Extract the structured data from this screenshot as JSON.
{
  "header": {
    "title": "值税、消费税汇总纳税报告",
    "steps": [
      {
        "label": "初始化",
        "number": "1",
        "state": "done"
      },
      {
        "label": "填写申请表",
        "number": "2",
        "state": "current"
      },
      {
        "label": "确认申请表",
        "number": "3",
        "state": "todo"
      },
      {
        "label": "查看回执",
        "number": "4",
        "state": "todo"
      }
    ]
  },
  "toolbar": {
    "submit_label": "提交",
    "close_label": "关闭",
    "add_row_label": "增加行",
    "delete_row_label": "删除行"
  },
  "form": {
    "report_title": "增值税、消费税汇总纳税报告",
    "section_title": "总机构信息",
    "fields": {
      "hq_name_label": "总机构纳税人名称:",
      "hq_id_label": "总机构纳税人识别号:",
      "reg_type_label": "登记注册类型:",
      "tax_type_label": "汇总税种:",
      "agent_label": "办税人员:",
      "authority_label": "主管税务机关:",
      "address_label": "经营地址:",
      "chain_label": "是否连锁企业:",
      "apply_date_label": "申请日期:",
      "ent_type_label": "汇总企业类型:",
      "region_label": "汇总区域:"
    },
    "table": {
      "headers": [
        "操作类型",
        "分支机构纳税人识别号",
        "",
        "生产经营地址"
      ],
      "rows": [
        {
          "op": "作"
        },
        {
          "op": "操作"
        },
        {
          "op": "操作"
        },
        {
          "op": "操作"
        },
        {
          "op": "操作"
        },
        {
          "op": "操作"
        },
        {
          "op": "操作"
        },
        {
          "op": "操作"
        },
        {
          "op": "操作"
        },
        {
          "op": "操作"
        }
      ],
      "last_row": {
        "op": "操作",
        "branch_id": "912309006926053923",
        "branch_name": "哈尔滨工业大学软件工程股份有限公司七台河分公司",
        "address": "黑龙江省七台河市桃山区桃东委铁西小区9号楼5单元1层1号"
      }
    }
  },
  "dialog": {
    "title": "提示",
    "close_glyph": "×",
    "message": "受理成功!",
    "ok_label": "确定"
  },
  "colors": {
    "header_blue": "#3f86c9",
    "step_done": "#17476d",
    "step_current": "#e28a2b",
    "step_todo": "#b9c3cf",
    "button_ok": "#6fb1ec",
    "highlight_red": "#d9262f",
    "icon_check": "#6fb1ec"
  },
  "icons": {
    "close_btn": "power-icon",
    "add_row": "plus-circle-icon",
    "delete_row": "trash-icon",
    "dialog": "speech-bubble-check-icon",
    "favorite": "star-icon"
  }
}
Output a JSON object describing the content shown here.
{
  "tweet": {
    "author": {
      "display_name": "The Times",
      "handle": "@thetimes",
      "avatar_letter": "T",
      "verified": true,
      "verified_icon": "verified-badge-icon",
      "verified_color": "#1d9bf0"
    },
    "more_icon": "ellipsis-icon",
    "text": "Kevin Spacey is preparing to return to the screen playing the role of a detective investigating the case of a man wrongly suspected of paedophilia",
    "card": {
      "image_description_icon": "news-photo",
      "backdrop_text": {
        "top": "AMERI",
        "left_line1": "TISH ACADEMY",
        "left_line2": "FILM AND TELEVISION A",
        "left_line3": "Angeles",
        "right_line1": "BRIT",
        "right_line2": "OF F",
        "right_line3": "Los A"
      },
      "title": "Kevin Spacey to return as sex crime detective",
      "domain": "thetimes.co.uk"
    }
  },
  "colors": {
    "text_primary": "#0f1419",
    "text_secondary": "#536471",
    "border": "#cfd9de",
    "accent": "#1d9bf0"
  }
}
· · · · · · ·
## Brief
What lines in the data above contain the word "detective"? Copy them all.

## Expected answer
    "text": "Kevin Spacey is preparing to return to the screen playing the role of a detective investigating the case of a man wrongly suspected of paedophilia",
      "title": "Kevin Spacey to return as sex crime detective",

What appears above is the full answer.